Plant Features: Poison Ivy

Poison ivy (Toxicodendron radicans) is a plant in the family Anacardiaceae. The name is sometimes spelled “Poison-ivy” to indicate with the hyphen that the plant is not a true Ivy or Hedera. It is a woody vine that is well known for its ability to produce a skin irritant that causes an itching rash for most people, technically known as urushiol-induced contact dermatitis.

The leaves are compounded with three almond-shaped leaflets. The berries (actually drupes) are a grayish-white color and are a favorite winter food of some birds. Hence the mnemonic,

“Leaves of three, let it be; berries white, danger in sight.”

The color ranges from light green (usually the younger leaves) to dark green (mature leaves), turning bright red in fall. The leaflets are 3-12 cm long, rarely up to 30 cm. Each leaflet has a few or no teeth along its edge, and the leaf surface is smooth.

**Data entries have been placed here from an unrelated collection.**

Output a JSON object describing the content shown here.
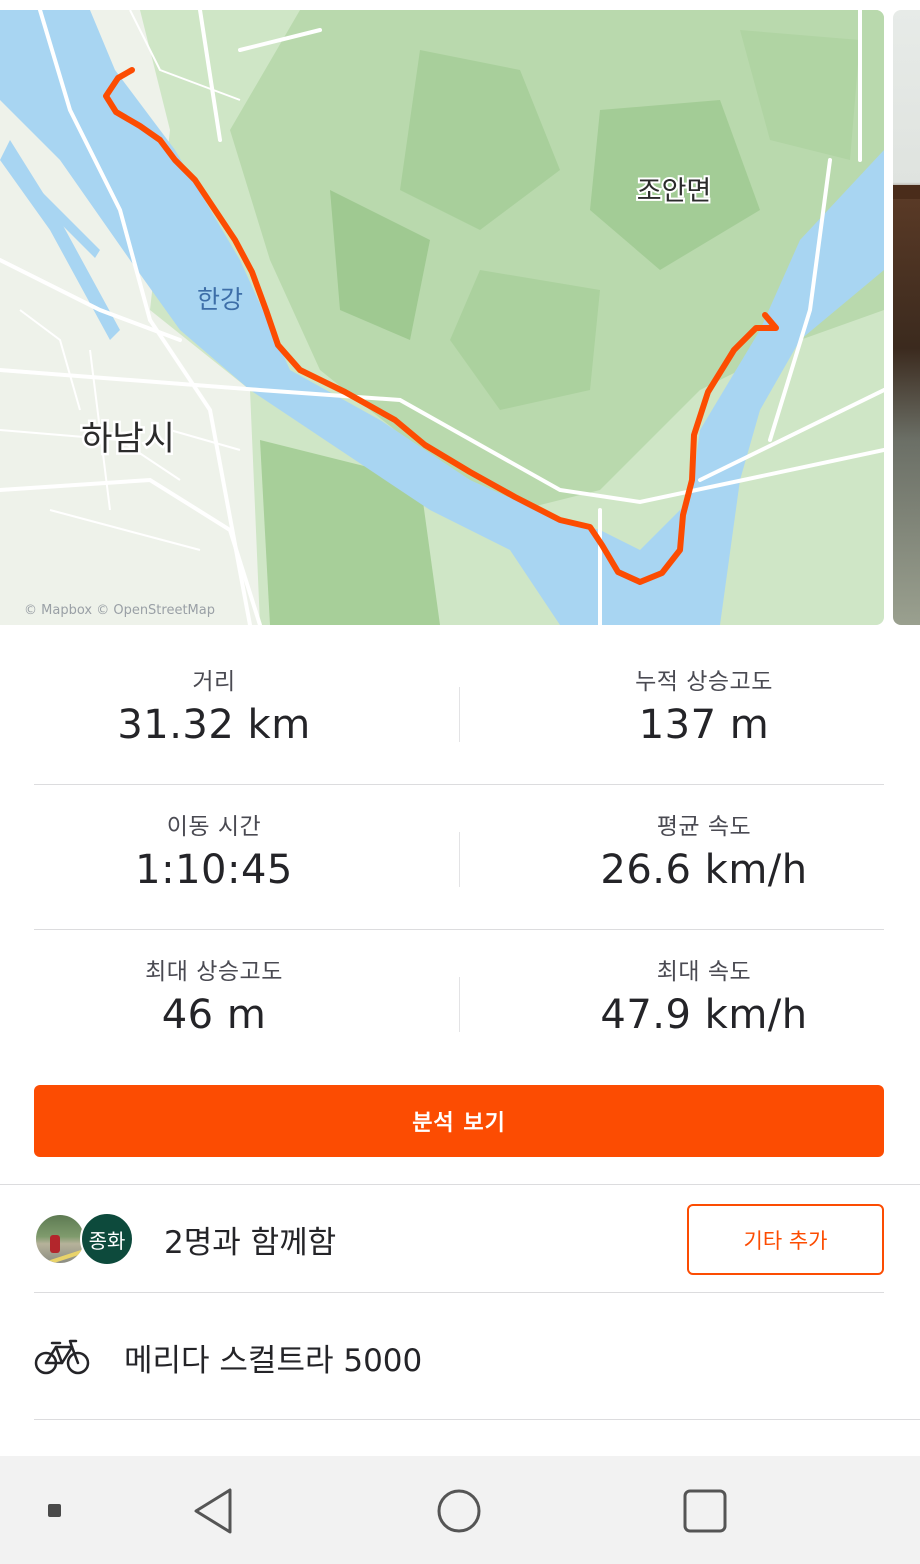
{
  "map": {
    "place_labels": {
      "joan": "조안면",
      "hangang": "한강",
      "hanam": "하남시"
    },
    "attribution": "© Mapbox © OpenStreetMap",
    "route_color": "#fc4c02"
  },
  "stats": [
    {
      "label": "거리",
      "value": "31.32 km"
    },
    {
      "label": "누적 상승고도",
      "value": "137 m"
    },
    {
      "label": "이동 시간",
      "value": "1:10:45"
    },
    {
      "label": "평균 속도",
      "value": "26.6 km/h"
    },
    {
      "label": "최대 상승고도",
      "value": "46 m"
    },
    {
      "label": "최대 속도",
      "value": "47.9 km/h"
    }
  ],
  "analysis_button": "분석 보기",
  "group": {
    "avatar_initial": "종화",
    "text": "2명과 함께함",
    "add_button": "기타 추가"
  },
  "bike": {
    "name": "메리다 스컬트라 5000",
    "icon": "bike-icon"
  },
  "navbar": {
    "icons": [
      "square-dot-icon",
      "back-icon",
      "home-icon",
      "recents-icon"
    ]
  },
  "colors": {
    "accent": "#fc4c02",
    "avatar_bg": "#0d4a3c",
    "water": "#a8d5f2",
    "land": "#cfe6c6"
  }
}
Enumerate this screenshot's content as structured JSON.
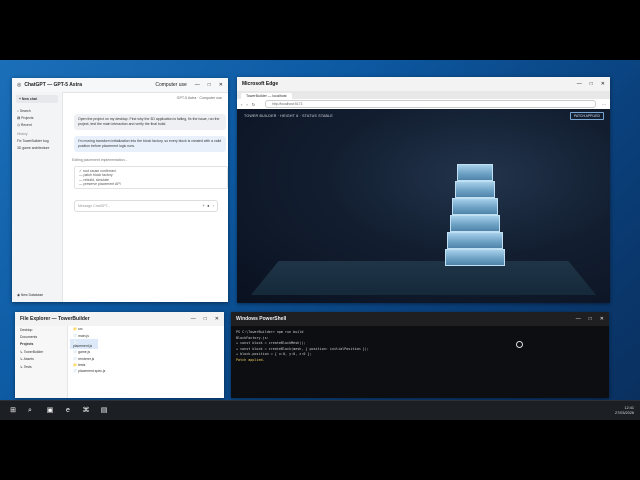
{
  "chat": {
    "title": "ChatGPT — GPT-5 Astra",
    "mode": "Computer use",
    "controls": [
      "—",
      "□",
      "✕"
    ],
    "new_chat": "+ New chat",
    "nav": [
      "Search",
      "Projects",
      "Recent"
    ],
    "section_header": "History",
    "history": [
      "Fix TowerBuilder bug",
      "3D game architecture"
    ],
    "footer": "New Database",
    "model_label": "GPT-5 Astra · Computer use",
    "user_message": "Open the project on my desktop. Find why the 3D application is failing, fix the issue, run the project, test the main interaction and verify the final build.",
    "assistant_message": "I'm moving transform initialization into the block factory, so every block is created with a valid position before placement logic runs.",
    "status": "Editing placement implementation...",
    "todo": [
      "✓ root cause confirmed",
      "— patch block factory",
      "— rebuild, simulate",
      "— preserve placement API"
    ],
    "composer_placeholder": "Message ChatGPT...",
    "composer_icons": [
      "+",
      "⏹",
      "↑"
    ]
  },
  "edge": {
    "title": "Microsoft Edge",
    "controls": [
      "—",
      "□",
      "✕"
    ],
    "tab": "TowerBuilder — localhost",
    "url": "http://localhost:5173",
    "nav": [
      "‹",
      "›",
      "↻"
    ],
    "hud": "TOWER BUILDER · HEIGHT 6 · STATUS STABLE",
    "badge": "PATCH APPLIED"
  },
  "tower_blocks": [
    1,
    2,
    3,
    4,
    5,
    6
  ],
  "files": {
    "title": "File Explorer — TowerBuilder",
    "controls": [
      "—",
      "□",
      "✕"
    ],
    "sidebar": [
      "Desktop",
      "Documents",
      "Projects",
      "↳ TowerBuilder",
      "↳ Assets",
      "↳ Tests"
    ],
    "items": [
      "📁 src",
      "📄 main.js",
      "📄 placement.js",
      "📄 game.js",
      "📄 renderer.js",
      "📁 tests",
      "📄 placement.spec.js"
    ]
  },
  "ps": {
    "title": "Windows PowerShell",
    "controls": [
      "—",
      "□",
      "✕"
    ],
    "lines": [
      "PS C:\\TowerBuilder> npm run build",
      "BlockFactory.js:",
      "+ const block = createBlockMesh();",
      "+ const block = createBlock(mesh, { position: initialPosition });",
      "+ block.position = { x:0, y:0, z:0 };",
      "Patch applied."
    ]
  },
  "taskbar": {
    "icons": [
      "⊞",
      "⌕",
      "▣",
      "e",
      "⌘",
      "▤"
    ],
    "time": "12:41",
    "date": "27/03/2026"
  }
}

In comparison, blackberry and raspberry leaves also come in threes, but they have many teeth along the leaf edge, and the top surface of their leaves is very wrinkled where the veins are. The stem and vine of poison ivy are brown and woody, while blackberry stems are green with thorns.

Should We Keep Poison Ivy In Our Gardens?

The short answer is NO.

Poison ivy, known for causing allergic reactions, poses significant health risks. Contact with its urushiol oil can lead to itching, inflammation, and blistering. The oil can linger on clothing, tools, and pets, leading to repeated exposure. Even indirect contact, like handling contaminated objects, can cause reactions​​.

While poison ivy offers ecological benefits, such as providing food for over 55 bird species and supporting biodiversity, these benefits often do not outweigh the health risks for humans and pets.

Managing poison ivy involves persistent efforts. Physical removal requires waterproof gloves to avoid exposure. Herbicides like glyphosate can help control the plant but must be applied carefully to prevent harming other plants.